3 out of 4 stars
Share This Review
In Damn Females on the Lawn, author Rachel Hurd foresees a future where women belong to lawn groups. What’s a lawn group? It’s a group of women, ostensibly from the same general neighborhood, who adopt a cause about which they are passionate and get together regularly to discuss various subjects that generally fall in or around that topic. And they usually do this – you guessed it – on the lawn of one of the member’s homes.
The book was published in 2017 by Mill City Press, Inc. My ebook comes in at 86 pages, but minus introductory pages and several blank pages between some chapters, it’s probably a total of about 60 pages of text.
The blurb on Amazon describes the book as a “visionary fiction” that takes place in a “future world.” But don’t let the phrase “future world” conjure up anything science fiction-y; the book is not at all about that. While a couple of statements tend to hint at some technology or something that doesn’t yet exist (such as "concussion devices" to test NFL players during a game, and rapists having to wear red “R”s on their clothes, or yellow ones for “teen love”), these are mostly throw-away comments and do not at all define the dominant focus of the book.
In a nutshell, the book is a series of discussions by a group of women in one particular lawn group; these discussions are always about issues that are important to women, and from a rather feminist viewpoint. Although the book is set in the future, the issues it addresses are quite relevant to 2017.
The narrative follows the casual meetings and discussions of the Kevin Lawn Group. (Other lawn groups in the fictitious city of Aurora are named It Runs Deep, Men are Joyful, I’ve Been Raped, Take Back Your Fashion, Waxing Poetic, Shout it Outs, and United to End Internet Talk about Women.) The Kevin Lawn Group is comprised of six women – Winifred, Yazmine, Caprice, Devon, Luna, and Norma. Each short chapter – of no more than four pages – has them meeting at one of their homes and discussing a specific topic. Among the subjects discussed are problems at work, women CEOs, Hollywood’s portrayal of women, being taken advantage of by mechanics, marriage, menstrual cycles, beauty, women they admire, dating and sex, and a lot about sexism and gender discrimination. Occasionally the Kevin Lawn Group visits another lawn group and participates in the discussion. Only once is there a bit of tension among the different groups.
The actual narrative comments of the book – the voice of the author – are sparse and unimportant. The author, in order to move the “story” along, throws in details about where the women are meeting or what they are eating or drinking, but these comments simply bookend the dialogue and don’t add anything to the whole, nor are they intended to. It’s a very dialogue-heavy book, comprised mostly of conversations among the women of the Kevin Lawn Group about whatever subject happens to be at hand. As such, there is no rising action/climax/falling action/resolution here.

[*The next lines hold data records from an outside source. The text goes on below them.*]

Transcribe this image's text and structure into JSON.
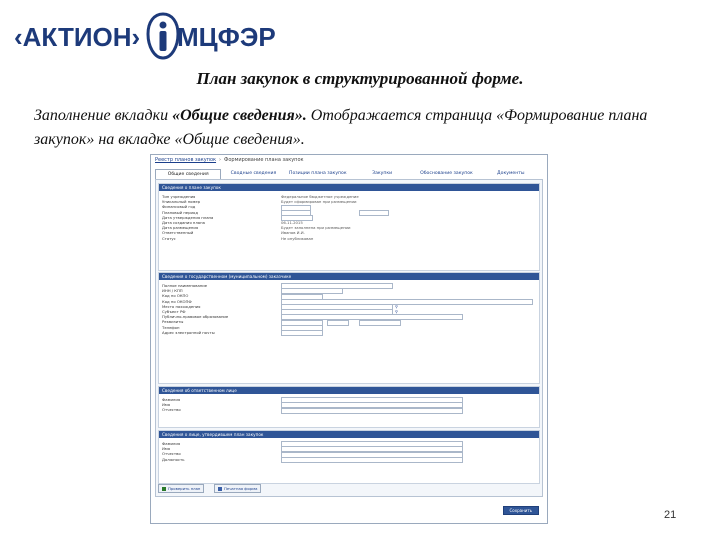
{
  "logo": {
    "left_text": "‹АКТИОН›",
    "right_text": "МЦФЭР"
  },
  "slide": {
    "title": "План закупок в структурированной форме.",
    "desc_prefix": "Заполнение вкладки ",
    "desc_bold": "«Общие сведения».",
    "desc_rest": " Отображается страница «Формирование плана закупок» на вкладке «Общие сведения».",
    "page_number": "21"
  },
  "screenshot": {
    "breadcrumb": {
      "link": "Реестр планов закупок",
      "current": "Формирование плана закупок"
    },
    "tabs": [
      {
        "label": "Общие сведения",
        "active": true
      },
      {
        "label": "Сводные сведения",
        "active": false
      },
      {
        "label": "Позиции плана закупок",
        "active": false
      },
      {
        "label": "Закупки",
        "active": false
      },
      {
        "label": "Обоснование закупок",
        "active": false
      },
      {
        "label": "Документы",
        "active": false
      }
    ],
    "sections": [
      {
        "title": "Сведения о плане закупок",
        "rows": [
          {
            "label": "Тип учреждения",
            "value": "Федеральное бюджетное учреждение"
          },
          {
            "label": "Уникальный номер",
            "value": "Будет сформирован при размещении"
          },
          {
            "label": "Финансовый год",
            "value": "2016"
          },
          {
            "label": "Плановый период",
            "value": "2017 – 2018"
          },
          {
            "label": "Дата утверждения плана",
            "value": ""
          },
          {
            "label": "Дата создания плана",
            "value": "06.11.2015"
          },
          {
            "label": "Дата размещения",
            "value": "Будет заполнена при размещении"
          },
          {
            "label": "Ответственный",
            "value": "Иванов И.И."
          },
          {
            "label": "Статус",
            "value": "Не опубликован"
          }
        ]
      },
      {
        "title": "Сведения о государственном (муниципальном) заказчике",
        "rows": [
          {
            "label": "Полное наименование",
            "value": "Федеральное казенное учреждение"
          },
          {
            "label": "ИНН / КПП",
            "value": ""
          },
          {
            "label": "Код по ОКПО",
            "value": ""
          },
          {
            "label": "Код по ОКОПФ",
            "value": ""
          },
          {
            "label": "Место нахождения",
            "value": ""
          },
          {
            "label": "Субъект РФ",
            "value": ""
          },
          {
            "label": "Публично-правовое образование",
            "value": ""
          },
          {
            "label": "Реквизиты",
            "value": ""
          },
          {
            "label": "Телефон",
            "value": ""
          },
          {
            "label": "Адрес электронной почты",
            "value": ""
          }
        ]
      },
      {
        "title": "Сведения об ответственном лице",
        "rows": [
          {
            "label": "Фамилия",
            "value": ""
          },
          {
            "label": "Имя",
            "value": ""
          },
          {
            "label": "Отчество",
            "value": ""
          }
        ]
      },
      {
        "title": "Сведения о лице, утвердившем план закупок",
        "rows": [
          {
            "label": "Фамилия",
            "value": ""
          },
          {
            "label": "Имя",
            "value": ""
          },
          {
            "label": "Отчество",
            "value": ""
          },
          {
            "label": "Должность",
            "value": ""
          }
        ]
      }
    ],
    "buttons": {
      "validate": "Проверить план",
      "print": "Печатная форма",
      "save": "Сохранить"
    }
  }
}
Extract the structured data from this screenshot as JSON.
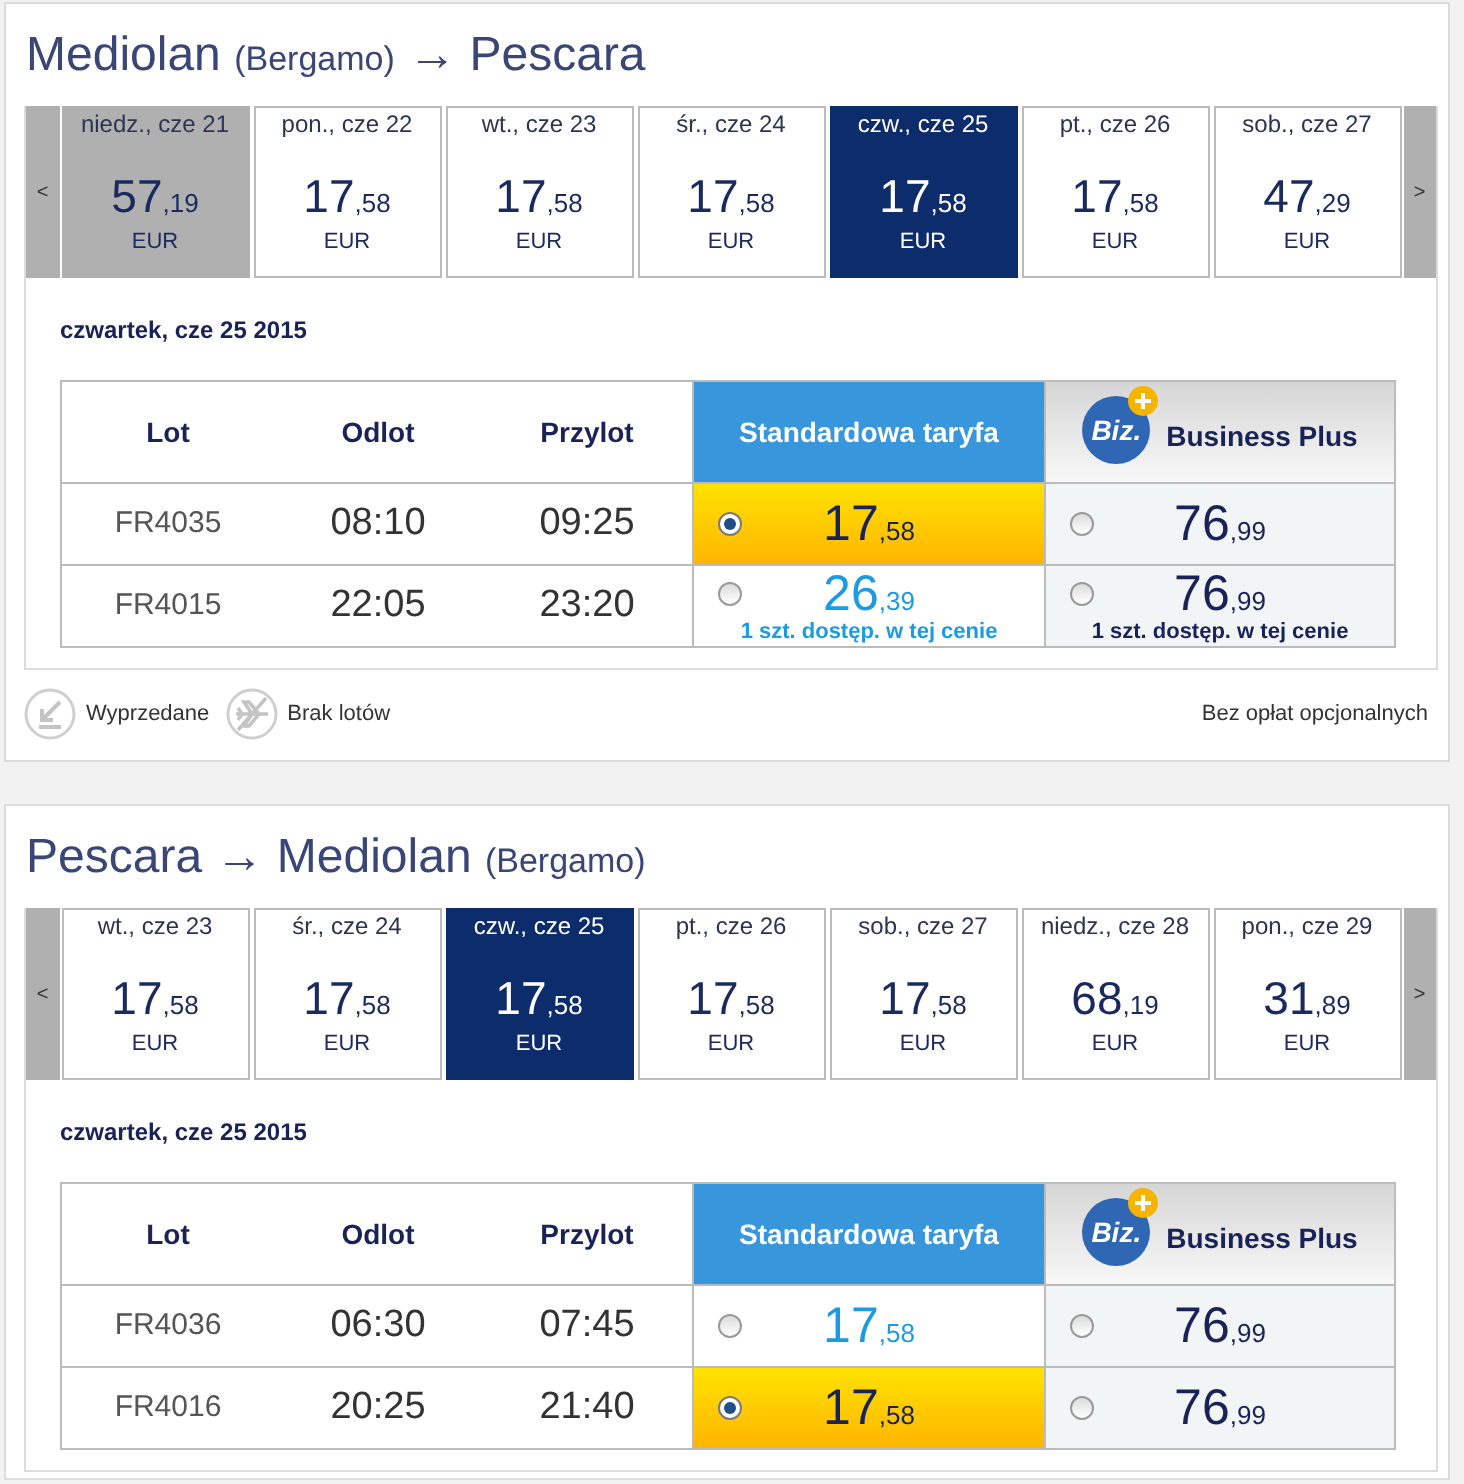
{
  "sections": [
    {
      "title": {
        "origin": {
          "city": "Mediolan",
          "airport": "(Bergamo)"
        },
        "arrow": "→",
        "destination": {
          "city": "Pescara"
        }
      },
      "date_strip": {
        "prev": "<",
        "next": ">",
        "days": [
          {
            "label": "niedz., cze 21",
            "price": "57",
            "cents": ",19",
            "currency": "EUR",
            "selected": false,
            "disabled": true
          },
          {
            "label": "pon., cze 22",
            "price": "17",
            "cents": ",58",
            "currency": "EUR",
            "selected": false,
            "disabled": false
          },
          {
            "label": "wt., cze 23",
            "price": "17",
            "cents": ",58",
            "currency": "EUR",
            "selected": false,
            "disabled": false
          },
          {
            "label": "śr., cze 24",
            "price": "17",
            "cents": ",58",
            "currency": "EUR",
            "selected": false,
            "disabled": false
          },
          {
            "label": "czw., cze 25",
            "price": "17",
            "cents": ",58",
            "currency": "EUR",
            "selected": true,
            "disabled": false
          },
          {
            "label": "pt., cze 26",
            "price": "17",
            "cents": ",58",
            "currency": "EUR",
            "selected": false,
            "disabled": false
          },
          {
            "label": "sob., cze 27",
            "price": "47",
            "cents": ",29",
            "currency": "EUR",
            "selected": false,
            "disabled": false
          }
        ]
      },
      "selected_date": "czwartek, cze 25 2015",
      "table": {
        "columns": [
          {
            "label": "Lot",
            "kind": "text"
          },
          {
            "label": "Odlot",
            "kind": "text"
          },
          {
            "label": "Przylot",
            "kind": "text"
          },
          {
            "label": "Standardowa taryfa",
            "kind": "standard"
          },
          {
            "label": "Business Plus",
            "kind": "business",
            "logo": "Biz."
          }
        ],
        "rows": [
          {
            "flight": "FR4035",
            "departure": "08:10",
            "arrival": "09:25",
            "fares": [
              {
                "price": "17",
                "cents": ",58",
                "selected": true
              },
              {
                "price": "76",
                "cents": ",99",
                "selected": false
              }
            ]
          },
          {
            "flight": "FR4015",
            "departure": "22:05",
            "arrival": "23:20",
            "fares": [
              {
                "price": "26",
                "cents": ",39",
                "selected": false,
                "note": "1 szt. dostęp. w tej cenie"
              },
              {
                "price": "76",
                "cents": ",99",
                "selected": false,
                "note": "1 szt. dostęp. w tej cenie"
              }
            ]
          }
        ]
      },
      "legend": {
        "items": [
          {
            "label": "Wyprzedane",
            "kind": "sold_out"
          },
          {
            "label": "Brak lotów",
            "kind": "no_flights"
          }
        ],
        "note": "Bez opłat opcjonalnych"
      }
    },
    {
      "title": {
        "origin": {
          "city": "Pescara"
        },
        "arrow": "→",
        "destination": {
          "city": "Mediolan",
          "airport": "(Bergamo)"
        }
      },
      "date_strip": {
        "prev": "<",
        "next": ">",
        "days": [
          {
            "label": "wt., cze 23",
            "price": "17",
            "cents": ",58",
            "currency": "EUR",
            "selected": false,
            "disabled": false
          },
          {
            "label": "śr., cze 24",
            "price": "17",
            "cents": ",58",
            "currency": "EUR",
            "selected": false,
            "disabled": false
          },
          {
            "label": "czw., cze 25",
            "price": "17",
            "cents": ",58",
            "currency": "EUR",
            "selected": true,
            "disabled": false
          },
          {
            "label": "pt., cze 26",
            "price": "17",
            "cents": ",58",
            "currency": "EUR",
            "selected": false,
            "disabled": false
          },
          {
            "label": "sob., cze 27",
            "price": "17",
            "cents": ",58",
            "currency": "EUR",
            "selected": false,
            "disabled": false
          },
          {
            "label": "niedz., cze 28",
            "price": "68",
            "cents": ",19",
            "currency": "EUR",
            "selected": false,
            "disabled": false
          },
          {
            "label": "pon., cze 29",
            "price": "31",
            "cents": ",89",
            "currency": "EUR",
            "selected": false,
            "disabled": false
          }
        ]
      },
      "selected_date": "czwartek, cze 25 2015",
      "table": {
        "columns": [
          {
            "label": "Lot",
            "kind": "text"
          },
          {
            "label": "Odlot",
            "kind": "text"
          },
          {
            "label": "Przylot",
            "kind": "text"
          },
          {
            "label": "Standardowa taryfa",
            "kind": "standard"
          },
          {
            "label": "Business Plus",
            "kind": "business",
            "logo": "Biz."
          }
        ],
        "rows": [
          {
            "flight": "FR4036",
            "departure": "06:30",
            "arrival": "07:45",
            "fares": [
              {
                "price": "17",
                "cents": ",58",
                "selected": false
              },
              {
                "price": "76",
                "cents": ",99",
                "selected": false
              }
            ]
          },
          {
            "flight": "FR4016",
            "departure": "20:25",
            "arrival": "21:40",
            "fares": [
              {
                "price": "17",
                "cents": ",58",
                "selected": true
              },
              {
                "price": "76",
                "cents": ",99",
                "selected": false
              }
            ]
          }
        ]
      }
    }
  ]
}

There is no plot. It’s just women talking.
It’s difficult to find a category for this book. It’s fiction, but there is no story, no conflict, no drama, and no character development; although there are six different women involved in the discussions, they don’t stand out as individuals in any way, and we never find out much about them. But that’s not necessarily a criticism. I suppose the important thing here isn’t the characters or setting, but the general message voiced by the collective whole: the world is still unfair to women, and that’s mostly the fault of men.
The book isn’t hard to read, as the dialogue is written in a fairly conversational, natural manner, and the discussions flow and have a natural feel to them. Although there is no plot to speak of, the book held my attention insomuch as I wasn’t uninterested in finding out what the next subject to be discussed would be and what opinions would be offered. As mentioned earlier, the chapters are from two to four pages, so each separate topic is discussed briefly and then we are whisked away to the next day and a brand new topic.
I might mention that the blurb on Amazon states that the Kevin Lawn Group, while not appearing to be the most radical, “might be the most extreme of them all.” The final chapter reveals why, but no spoilers!
Overall, I didn’t love this book, but I liked it. I’m the opposite gender of the principals, which may or may not have played a role in forming my overall impression. I suppose men and women who are more passionate about feminist causes will like the overarching theme and find things to cheer about. Of course, I can’t disagree with the general idea that women continue be treated unfairly and are discriminated against because of gender. And the canvas on which he author chose to present this theme is unusual and original.
It’s a “message” book, and there isn’t much more to say about it. The writing manages to get up off the page a little bit; it isn’t stellar, nor is it bad. But since the majority of the book is dialogue, it isn’t expected to be high literature. Because of the principal characters and theme, I’ll go out on a limb and say that this book might appeal more to women, and especially to those who feel strongly about gender equality and feminist issues. I rate Damn Females on the Lawn 3 out of 4 stars.
Damn Females on the Lawn
View: on Bookshelves | on Amazon
Like PashaRu's review? Post a comment saying so!